The current commission should not be rewarded for its bad behavior. Just today an article in the Hill by Larry Spiwak detailed some of Tom Wheeler’s shamefully partisan moves :
- Attempting to force non-profits filing in commission proceedings to reveal their donor lists in clear violation of Supreme Court precedent;
- Improperly coordinating with the White House to encourage mass “clicktivism” as probative evidence to support the FCC’s controversial decision to reclassify broadband internet access as a Title II common carrier telecommunications service while deliberately ignoring any serious economic analysis of the issue;
- Hiring people for senior leadership positions at the commission even though they filed as interested parties in dockets they were later tasked with supervising, thus creating a serious conflict of interest problem;
- Illegally attempting to hold a Twitter town hall with an outside party to discuss a yet-to-be-released commission item during the Sunshine Act “quiet period”;
- Only making public the results of an internal peer review critical of the FCC’s economic analysis in the Business Data Services proceeding on the very day comments were due, thus depriving interested parties of an opportunity for meaningful comment;
- Continuing to lie to the American people that cable and satellite companies allegedly charge consumers $231 a year in set-top box rental fees, even though that number was thoroughly and publicly debunked;

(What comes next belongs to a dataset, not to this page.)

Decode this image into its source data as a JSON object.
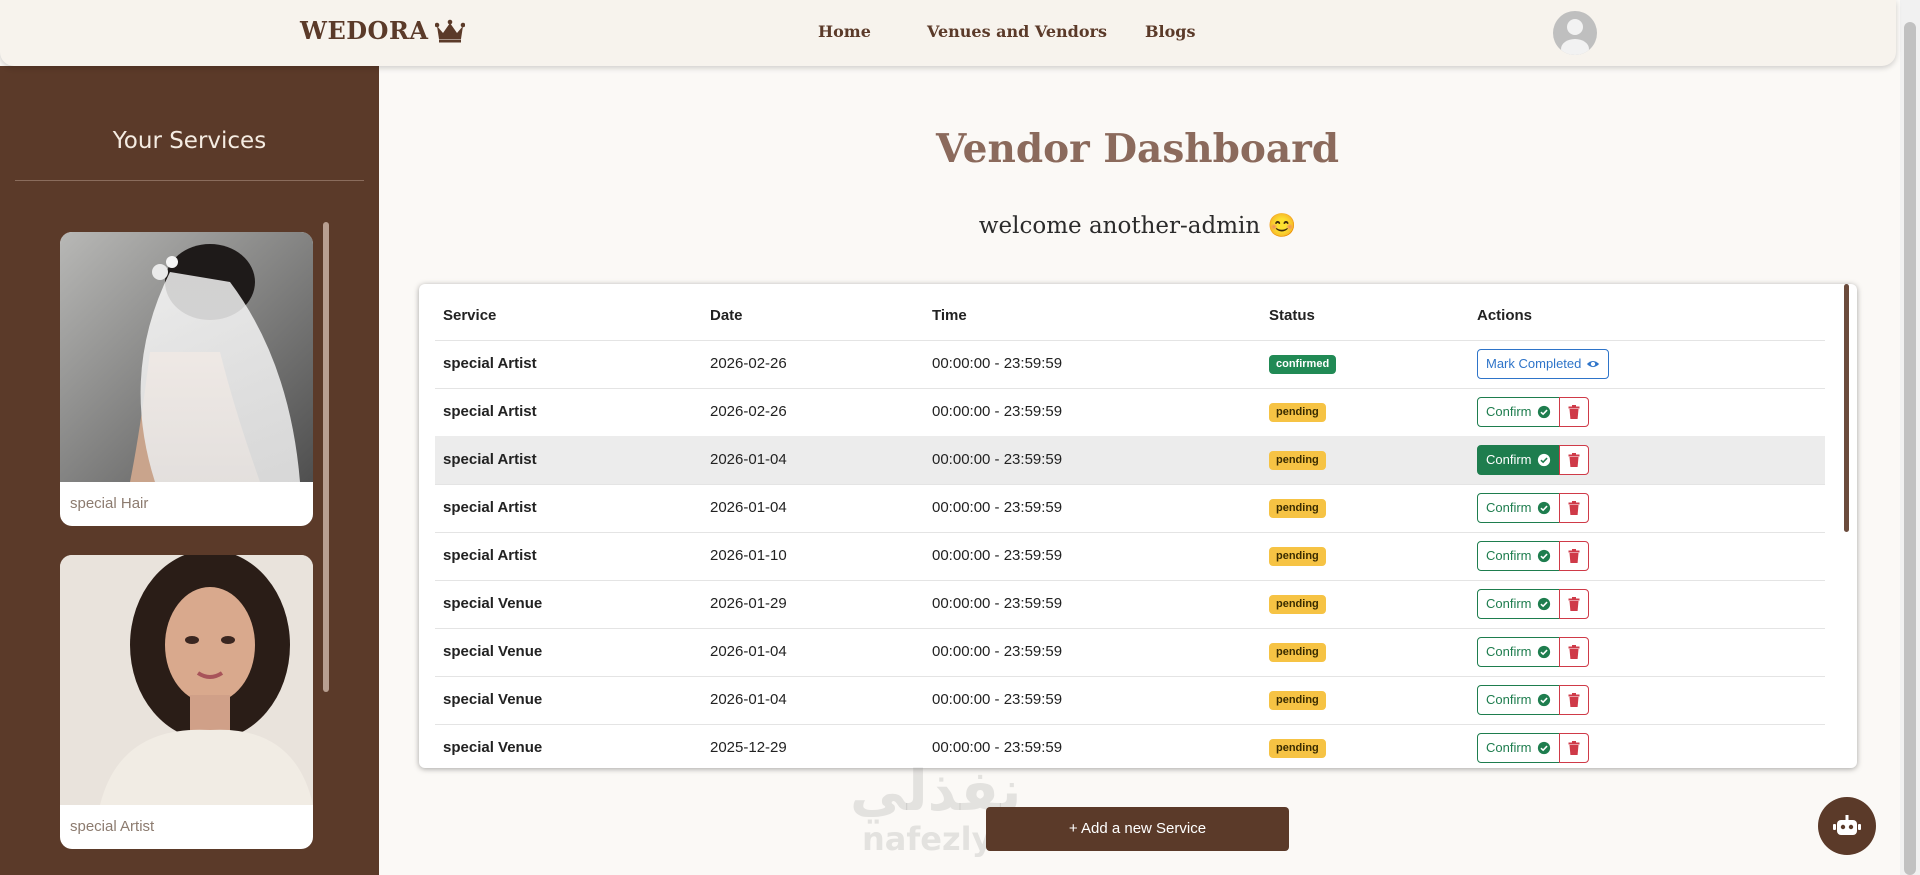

- Improperly expanding the FCC’s important merger review authority to impose conditions and “voluntary commitments” to serve select political constituencies and priorities that by any reasonable account had no nexus to any specific merger-related harm;
- And as perhaps the most partisan act Wheeler grasping the hands of his fellow Democratic commissioners and raising them high over their heads in a victory salute to a standing ovation after the Open Internet Order vote. Such childish behavior simply confirmed what every telecommunications professional already knew: Wheeler had no intention of conducting a dispassionate analysis and viewing all parties equally before the law. (I shudder to think what would happen if several justices of the Supreme Court were to do the same after a controversial ideological vote.)
Senate Republicans should not be making last minute deals with Obama and Harry Reid. They should continue to hold the line so that President Trump can name the new appointees to the commission.